Interviews with 15 random voters during a downtown Charleston lunch hour, showed all but one had the same campaign ad sentiment as South Charleston’s Linda Workman.   

“My husband automatically clicks every ad off as soon as it comes on,” Workman said. “I can’t stand them anyway. They’re all the same. I don’t believe anything anyone says.”

The lone Democrat running for governor, three-term Huntington Mayor Steve Willams, has saved his campaign war chest and rhetoric for the general election. 

Term limited Gov. Jim Justice is leaving the governor’s mansion he periodically occupied. State polling shows Justice with a commanding lead over U.S. Congressman Alex Mooney in the Republican primary race to replace outgoing U.S. Sen Joe Manchin. Among the two frontrunners, Mooney touts his redness in a red state.

“I’m a proven conservative with a conservative voting record,” Mooney said. “I’ve proven that over the years by voting against the out of control spending, and I’ll continue to be a fighting conservative you give me a chance.”

Justice said he plans to bring his folksy presentation to a Washington, D.C. he has always shunned, and plans to be a senator, his way. 

“I have to be able to go to D.C. and shake up the world,” Justice said. “I’m not going to just ride along. There’s nothing that excites me about going to D.C. I’ll have to do it in my style. It’ll be different. It’ll be really different.”

Manchin has endorsed Wheeling Mayor Glen Elliot for the Democratic nomination in the Senate race. His primary challengers include former Massey Energy CEO Don Blankenship and Marine Corps veteran Zach Shrewsbury of Princeton. 

Other Board of Public Works offices in primary contention include Attorney General, Secretary of State, State Treasurer, State Auditor and Commissioner of Agriculture.   
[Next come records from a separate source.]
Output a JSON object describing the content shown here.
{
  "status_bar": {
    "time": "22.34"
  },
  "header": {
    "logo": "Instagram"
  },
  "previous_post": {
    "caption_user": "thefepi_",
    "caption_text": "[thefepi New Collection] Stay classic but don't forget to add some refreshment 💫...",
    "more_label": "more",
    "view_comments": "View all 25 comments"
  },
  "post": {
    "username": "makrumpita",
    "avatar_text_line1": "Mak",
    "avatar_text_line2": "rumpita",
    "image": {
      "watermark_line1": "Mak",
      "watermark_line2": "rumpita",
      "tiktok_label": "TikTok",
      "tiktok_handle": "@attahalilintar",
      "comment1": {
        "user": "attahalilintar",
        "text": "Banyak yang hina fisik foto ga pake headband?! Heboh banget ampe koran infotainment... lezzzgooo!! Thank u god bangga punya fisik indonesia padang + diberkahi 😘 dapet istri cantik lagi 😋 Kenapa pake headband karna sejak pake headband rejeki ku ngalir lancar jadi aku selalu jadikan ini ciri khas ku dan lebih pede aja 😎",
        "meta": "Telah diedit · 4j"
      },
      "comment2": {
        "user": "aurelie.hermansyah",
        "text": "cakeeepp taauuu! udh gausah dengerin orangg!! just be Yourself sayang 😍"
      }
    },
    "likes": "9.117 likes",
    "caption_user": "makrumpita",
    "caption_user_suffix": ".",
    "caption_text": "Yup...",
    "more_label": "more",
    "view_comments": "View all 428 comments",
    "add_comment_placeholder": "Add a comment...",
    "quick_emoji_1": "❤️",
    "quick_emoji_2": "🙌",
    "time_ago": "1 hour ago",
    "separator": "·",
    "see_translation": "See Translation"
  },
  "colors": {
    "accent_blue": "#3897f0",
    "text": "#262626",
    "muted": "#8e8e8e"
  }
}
West Virginia primary polling places open at 6:30 Tuesday, and close at 7:30 p.m. West Virginia Public Broadcasting will have live primary election results and reactions throughout Tuesday evening and you can follow primary results with our live blog, highlighting “voices of the voters.” That’s on our website, wvpublic.org.